* Task instructions
Each line of the records that holds the word "name" should be copied out.

* Material shown
========

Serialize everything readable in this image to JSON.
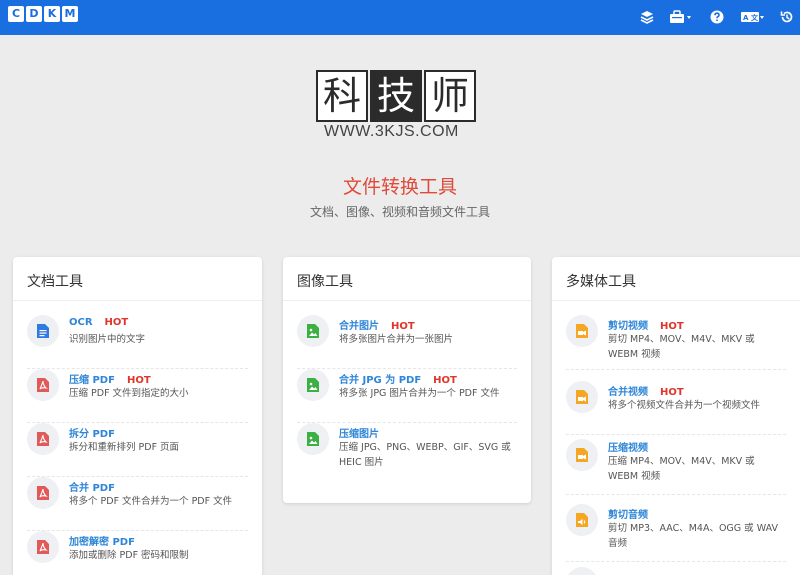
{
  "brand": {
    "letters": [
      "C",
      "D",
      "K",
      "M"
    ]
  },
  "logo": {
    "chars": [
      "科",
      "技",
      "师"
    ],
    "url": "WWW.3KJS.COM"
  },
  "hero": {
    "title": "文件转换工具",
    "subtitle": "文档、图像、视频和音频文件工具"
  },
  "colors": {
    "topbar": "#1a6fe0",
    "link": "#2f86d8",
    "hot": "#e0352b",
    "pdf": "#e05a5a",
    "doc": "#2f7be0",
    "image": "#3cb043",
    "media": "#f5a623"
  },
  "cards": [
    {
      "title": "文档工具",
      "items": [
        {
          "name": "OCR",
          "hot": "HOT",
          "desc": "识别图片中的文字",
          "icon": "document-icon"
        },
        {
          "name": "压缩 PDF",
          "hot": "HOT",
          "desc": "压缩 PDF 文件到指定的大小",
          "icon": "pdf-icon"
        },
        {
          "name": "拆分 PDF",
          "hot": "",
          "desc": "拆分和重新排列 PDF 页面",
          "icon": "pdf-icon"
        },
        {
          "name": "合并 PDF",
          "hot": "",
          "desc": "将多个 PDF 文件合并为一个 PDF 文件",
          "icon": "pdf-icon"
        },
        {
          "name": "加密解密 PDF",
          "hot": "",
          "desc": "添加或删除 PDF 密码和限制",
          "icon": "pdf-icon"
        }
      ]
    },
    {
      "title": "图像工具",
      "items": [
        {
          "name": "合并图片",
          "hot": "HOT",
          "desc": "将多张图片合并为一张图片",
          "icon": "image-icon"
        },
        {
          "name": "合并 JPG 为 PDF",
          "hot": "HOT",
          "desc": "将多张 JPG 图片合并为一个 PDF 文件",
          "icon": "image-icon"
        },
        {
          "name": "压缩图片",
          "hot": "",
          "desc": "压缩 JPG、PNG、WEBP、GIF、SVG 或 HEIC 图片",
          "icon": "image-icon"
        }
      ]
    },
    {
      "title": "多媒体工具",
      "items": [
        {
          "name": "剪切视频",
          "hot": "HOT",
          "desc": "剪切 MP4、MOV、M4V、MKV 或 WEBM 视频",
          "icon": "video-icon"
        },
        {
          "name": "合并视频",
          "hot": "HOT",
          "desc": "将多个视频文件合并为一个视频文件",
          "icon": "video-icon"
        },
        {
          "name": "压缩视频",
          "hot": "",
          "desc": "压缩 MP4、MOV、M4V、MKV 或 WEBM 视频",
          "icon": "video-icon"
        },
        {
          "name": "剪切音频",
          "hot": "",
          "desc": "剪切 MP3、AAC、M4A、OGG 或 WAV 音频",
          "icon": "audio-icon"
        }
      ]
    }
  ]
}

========

* Response
          "name": "OCR",
          "name": "压缩 PDF",
          "name": "拆分 PDF",
          "name": "合并 PDF",
          "name": "加密解密 PDF",
          "name": "合并图片",
          "name": "合并 JPG 为 PDF",
          "name": "压缩图片",
          "name": "剪切视频",
          "name": "合并视频",
          "name": "压缩视频",
          "name": "剪切音频",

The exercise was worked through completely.